According to the Australian science agency, the Commonwealth Scientific and Industrial Research Organisation, which conducted new research, eye tests for Alzheimer’s could in future be used to diagnose Alzheimer’sthe disease in its early stages.
In their early trials a key Alzheimer’s biomarker can be identified in the retina and lens of the eye. The research, which is in its early stages, could see such tests used as a first step in identifying individuals with Alzheimer’s.
It is thought to be essential in diagnosing of Alzheimer’s early to allow effective treatments to do more than just ease the condition’s symptoms. Shaun Frost from the Australian science agency the Commonwealth Scientific and Industrial Research Organisation said, “We envision this technology potentially as an initial screen that could complement what is currently used: brain PET imaging, MRI imaging, and clinical tests.
“If further research shows that our initial findings are correct, it could potentially be delivered as part of an individual’s regular eye check-up.
“The high resolution level of our images could also allow accurate monitoring of individual retinal plaques as a possible method to follow progression and response to therapy.”
The eye tests exploit the fact that the eye is, in effect, an extension of the brain. Scientists looked for signs of beta-amyloid protein, which forms clumps in the brains of Alzheimer’s patients and is a key indicator that the disease is present. The Australian team used the turmeric spice ingredient curcumin as a fluorescent tag that allowed beta-amyloid to show up in the retina.
A total of 200 volunteers were asked to participate in the research. Preliminary results on 40 participants showed that the test picked up every participant with Alzheimer’s and correctly identified more than 80% of those who did not.

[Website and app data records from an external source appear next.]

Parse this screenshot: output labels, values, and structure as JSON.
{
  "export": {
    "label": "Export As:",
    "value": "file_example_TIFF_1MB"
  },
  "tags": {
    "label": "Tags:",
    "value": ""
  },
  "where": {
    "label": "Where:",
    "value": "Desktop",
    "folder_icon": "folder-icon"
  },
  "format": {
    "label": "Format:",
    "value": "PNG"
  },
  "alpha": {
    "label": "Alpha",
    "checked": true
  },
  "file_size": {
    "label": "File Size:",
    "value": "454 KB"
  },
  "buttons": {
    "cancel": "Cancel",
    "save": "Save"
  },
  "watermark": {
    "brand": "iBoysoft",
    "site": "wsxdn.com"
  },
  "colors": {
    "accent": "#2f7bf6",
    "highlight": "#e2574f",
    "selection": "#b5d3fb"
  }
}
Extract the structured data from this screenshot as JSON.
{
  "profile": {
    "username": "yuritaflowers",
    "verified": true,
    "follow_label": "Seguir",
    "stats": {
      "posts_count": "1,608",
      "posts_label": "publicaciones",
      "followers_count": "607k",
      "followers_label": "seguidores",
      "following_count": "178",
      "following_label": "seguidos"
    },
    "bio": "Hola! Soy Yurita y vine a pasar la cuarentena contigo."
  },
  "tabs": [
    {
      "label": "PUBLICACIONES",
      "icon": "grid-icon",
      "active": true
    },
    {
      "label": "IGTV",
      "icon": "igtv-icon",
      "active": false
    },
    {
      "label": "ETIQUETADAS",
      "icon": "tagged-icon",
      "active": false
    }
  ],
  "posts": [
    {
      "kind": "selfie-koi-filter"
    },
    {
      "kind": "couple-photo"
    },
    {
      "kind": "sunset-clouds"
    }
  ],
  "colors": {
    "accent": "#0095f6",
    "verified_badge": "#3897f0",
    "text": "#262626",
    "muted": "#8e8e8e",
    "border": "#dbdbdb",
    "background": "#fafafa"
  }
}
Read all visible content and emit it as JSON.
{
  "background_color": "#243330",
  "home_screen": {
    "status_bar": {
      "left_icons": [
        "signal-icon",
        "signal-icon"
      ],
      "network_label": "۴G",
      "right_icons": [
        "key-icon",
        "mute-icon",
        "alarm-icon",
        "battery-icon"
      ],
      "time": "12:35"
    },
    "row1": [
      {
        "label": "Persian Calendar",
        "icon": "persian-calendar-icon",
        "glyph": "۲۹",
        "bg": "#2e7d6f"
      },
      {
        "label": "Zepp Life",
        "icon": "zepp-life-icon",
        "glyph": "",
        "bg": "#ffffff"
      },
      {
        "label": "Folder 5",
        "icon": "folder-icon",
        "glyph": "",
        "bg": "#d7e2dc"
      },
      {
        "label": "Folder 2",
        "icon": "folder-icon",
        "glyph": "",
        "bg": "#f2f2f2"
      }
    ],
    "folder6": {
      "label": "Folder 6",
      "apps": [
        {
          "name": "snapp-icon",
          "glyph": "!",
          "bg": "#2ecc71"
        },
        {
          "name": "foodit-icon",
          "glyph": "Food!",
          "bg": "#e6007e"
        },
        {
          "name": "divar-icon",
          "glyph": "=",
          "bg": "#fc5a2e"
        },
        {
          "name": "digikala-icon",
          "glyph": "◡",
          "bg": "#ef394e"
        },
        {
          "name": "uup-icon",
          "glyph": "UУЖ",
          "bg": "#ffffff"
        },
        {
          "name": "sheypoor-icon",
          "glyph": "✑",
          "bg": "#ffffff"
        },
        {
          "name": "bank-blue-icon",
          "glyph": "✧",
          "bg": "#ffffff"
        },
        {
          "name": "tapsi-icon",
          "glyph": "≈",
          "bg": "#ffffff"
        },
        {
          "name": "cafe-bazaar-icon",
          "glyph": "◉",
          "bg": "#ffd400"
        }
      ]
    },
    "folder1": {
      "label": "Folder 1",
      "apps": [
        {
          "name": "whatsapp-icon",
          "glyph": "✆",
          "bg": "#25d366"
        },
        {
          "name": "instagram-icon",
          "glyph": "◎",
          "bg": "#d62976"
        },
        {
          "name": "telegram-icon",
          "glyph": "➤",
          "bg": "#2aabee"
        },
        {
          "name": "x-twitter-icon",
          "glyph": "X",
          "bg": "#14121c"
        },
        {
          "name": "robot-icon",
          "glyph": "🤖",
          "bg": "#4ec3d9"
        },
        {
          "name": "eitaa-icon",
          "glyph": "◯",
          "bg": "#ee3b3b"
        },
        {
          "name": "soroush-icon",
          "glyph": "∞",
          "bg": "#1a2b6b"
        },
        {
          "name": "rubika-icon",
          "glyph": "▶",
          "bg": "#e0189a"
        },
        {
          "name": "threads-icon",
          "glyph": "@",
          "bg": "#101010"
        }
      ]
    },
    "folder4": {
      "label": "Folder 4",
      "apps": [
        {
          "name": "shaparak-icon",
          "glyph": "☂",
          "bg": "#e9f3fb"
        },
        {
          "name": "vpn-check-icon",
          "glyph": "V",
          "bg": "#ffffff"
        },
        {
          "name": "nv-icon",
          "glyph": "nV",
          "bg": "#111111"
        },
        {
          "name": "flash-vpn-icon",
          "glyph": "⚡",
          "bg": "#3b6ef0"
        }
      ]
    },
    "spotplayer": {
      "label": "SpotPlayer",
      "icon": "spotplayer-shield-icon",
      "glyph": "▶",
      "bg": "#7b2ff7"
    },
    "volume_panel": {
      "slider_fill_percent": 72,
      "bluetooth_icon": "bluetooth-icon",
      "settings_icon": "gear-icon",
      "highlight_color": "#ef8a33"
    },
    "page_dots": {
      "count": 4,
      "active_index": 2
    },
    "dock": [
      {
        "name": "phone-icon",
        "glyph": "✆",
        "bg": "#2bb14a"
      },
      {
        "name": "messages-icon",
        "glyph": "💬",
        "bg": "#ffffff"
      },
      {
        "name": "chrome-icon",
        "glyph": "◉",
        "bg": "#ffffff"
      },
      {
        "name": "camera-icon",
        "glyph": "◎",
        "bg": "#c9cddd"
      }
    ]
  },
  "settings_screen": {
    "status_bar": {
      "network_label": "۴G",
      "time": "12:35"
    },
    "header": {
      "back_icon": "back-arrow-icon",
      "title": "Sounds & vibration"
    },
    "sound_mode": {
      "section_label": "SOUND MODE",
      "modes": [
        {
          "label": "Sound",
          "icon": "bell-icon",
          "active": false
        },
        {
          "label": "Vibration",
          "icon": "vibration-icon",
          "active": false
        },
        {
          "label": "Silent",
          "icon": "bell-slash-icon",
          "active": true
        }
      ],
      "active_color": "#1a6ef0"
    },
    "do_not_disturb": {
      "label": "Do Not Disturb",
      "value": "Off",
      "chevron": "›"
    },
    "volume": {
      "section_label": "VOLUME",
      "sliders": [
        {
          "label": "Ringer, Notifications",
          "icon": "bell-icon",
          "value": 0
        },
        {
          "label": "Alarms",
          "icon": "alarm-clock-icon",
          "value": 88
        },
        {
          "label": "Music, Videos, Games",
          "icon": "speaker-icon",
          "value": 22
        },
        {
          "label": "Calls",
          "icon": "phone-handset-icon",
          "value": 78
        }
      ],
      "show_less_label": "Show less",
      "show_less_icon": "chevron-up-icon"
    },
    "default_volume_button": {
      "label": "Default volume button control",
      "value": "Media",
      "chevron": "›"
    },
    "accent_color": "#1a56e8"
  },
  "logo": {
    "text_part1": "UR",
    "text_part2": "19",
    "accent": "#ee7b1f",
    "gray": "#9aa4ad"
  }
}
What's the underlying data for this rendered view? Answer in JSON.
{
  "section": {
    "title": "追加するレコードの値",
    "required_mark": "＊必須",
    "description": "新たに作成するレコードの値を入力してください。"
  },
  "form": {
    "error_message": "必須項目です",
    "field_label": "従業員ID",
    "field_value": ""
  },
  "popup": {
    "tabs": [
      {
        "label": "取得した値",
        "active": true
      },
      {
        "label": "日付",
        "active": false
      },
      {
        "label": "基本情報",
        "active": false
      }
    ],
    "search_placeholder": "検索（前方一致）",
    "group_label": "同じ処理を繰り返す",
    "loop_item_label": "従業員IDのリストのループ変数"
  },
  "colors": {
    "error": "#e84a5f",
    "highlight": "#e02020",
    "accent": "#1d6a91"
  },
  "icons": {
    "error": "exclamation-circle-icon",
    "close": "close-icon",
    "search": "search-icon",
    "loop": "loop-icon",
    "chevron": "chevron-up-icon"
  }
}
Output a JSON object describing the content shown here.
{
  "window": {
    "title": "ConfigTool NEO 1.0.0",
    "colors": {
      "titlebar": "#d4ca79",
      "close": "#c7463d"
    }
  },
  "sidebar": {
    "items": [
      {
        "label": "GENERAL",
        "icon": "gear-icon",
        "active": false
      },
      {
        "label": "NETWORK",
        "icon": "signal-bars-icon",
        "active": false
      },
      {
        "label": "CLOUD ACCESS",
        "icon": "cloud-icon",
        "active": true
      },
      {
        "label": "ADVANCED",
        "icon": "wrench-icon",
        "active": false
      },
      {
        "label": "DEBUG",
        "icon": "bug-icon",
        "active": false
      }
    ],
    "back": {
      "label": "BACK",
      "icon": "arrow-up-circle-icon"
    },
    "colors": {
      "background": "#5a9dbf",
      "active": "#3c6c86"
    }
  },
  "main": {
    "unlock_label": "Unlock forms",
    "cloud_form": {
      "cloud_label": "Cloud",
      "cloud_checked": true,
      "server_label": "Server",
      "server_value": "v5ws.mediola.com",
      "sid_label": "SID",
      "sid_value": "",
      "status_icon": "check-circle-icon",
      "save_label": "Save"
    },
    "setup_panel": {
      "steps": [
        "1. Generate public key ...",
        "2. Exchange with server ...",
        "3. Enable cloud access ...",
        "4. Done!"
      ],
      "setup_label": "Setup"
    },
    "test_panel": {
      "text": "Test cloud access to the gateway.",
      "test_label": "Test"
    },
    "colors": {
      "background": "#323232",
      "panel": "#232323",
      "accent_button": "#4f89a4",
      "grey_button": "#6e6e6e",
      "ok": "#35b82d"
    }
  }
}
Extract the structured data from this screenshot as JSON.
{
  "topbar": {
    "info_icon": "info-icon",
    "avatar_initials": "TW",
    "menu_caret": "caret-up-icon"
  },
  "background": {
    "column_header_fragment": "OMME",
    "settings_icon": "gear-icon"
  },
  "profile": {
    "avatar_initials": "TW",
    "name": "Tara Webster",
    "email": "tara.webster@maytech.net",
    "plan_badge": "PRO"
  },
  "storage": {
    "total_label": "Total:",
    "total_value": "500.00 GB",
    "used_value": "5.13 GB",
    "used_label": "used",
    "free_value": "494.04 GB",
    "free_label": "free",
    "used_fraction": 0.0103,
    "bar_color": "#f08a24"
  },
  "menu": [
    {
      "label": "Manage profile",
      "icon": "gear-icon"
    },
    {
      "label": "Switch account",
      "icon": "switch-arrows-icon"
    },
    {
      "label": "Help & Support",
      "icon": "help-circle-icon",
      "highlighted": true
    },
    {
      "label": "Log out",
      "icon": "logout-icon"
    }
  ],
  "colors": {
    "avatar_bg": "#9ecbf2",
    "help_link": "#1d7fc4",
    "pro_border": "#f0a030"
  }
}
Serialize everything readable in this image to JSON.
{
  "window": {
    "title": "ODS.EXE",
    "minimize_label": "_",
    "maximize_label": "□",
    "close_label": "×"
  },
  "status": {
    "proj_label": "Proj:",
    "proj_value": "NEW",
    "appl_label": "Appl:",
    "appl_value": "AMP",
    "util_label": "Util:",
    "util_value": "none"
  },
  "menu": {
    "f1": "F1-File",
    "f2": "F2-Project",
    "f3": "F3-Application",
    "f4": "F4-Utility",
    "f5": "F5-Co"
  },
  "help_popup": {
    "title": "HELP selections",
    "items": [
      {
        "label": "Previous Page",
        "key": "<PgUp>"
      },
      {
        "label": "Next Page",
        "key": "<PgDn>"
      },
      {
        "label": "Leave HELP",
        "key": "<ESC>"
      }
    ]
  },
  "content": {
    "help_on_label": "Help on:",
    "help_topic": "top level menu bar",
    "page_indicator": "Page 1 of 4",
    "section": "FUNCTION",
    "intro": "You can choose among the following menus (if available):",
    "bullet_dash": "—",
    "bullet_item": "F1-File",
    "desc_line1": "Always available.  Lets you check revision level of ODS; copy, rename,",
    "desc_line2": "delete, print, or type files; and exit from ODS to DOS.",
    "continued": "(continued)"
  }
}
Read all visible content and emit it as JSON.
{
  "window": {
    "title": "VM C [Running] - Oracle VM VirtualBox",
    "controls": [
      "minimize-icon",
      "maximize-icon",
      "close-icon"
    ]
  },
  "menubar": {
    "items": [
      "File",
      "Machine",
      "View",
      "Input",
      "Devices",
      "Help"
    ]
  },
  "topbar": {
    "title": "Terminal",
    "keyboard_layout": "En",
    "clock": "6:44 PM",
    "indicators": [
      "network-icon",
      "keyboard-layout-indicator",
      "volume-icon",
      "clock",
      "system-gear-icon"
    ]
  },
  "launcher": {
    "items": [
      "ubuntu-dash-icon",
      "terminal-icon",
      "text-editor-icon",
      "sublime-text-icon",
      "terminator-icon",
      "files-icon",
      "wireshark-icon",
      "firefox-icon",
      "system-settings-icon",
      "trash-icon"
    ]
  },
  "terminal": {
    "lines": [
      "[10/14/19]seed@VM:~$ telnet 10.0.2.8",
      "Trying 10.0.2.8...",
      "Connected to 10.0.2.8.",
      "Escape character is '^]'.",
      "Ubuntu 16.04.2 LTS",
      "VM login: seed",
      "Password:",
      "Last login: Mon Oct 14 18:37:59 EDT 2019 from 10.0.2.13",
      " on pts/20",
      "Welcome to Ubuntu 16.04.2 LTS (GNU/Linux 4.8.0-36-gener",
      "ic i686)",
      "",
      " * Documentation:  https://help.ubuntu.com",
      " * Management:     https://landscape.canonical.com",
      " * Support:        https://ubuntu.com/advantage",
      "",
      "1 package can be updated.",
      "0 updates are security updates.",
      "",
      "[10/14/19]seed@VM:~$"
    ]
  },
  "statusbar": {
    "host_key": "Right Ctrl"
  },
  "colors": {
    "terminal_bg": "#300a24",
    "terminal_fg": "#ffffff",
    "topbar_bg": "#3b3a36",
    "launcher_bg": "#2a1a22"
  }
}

Clearly there is much more work and research to be undertaken before a cure for Alzheimer’s can be found. But once again it is extraordinary and further evidence of what the eye can reveal and highlights the need for regular eye checks.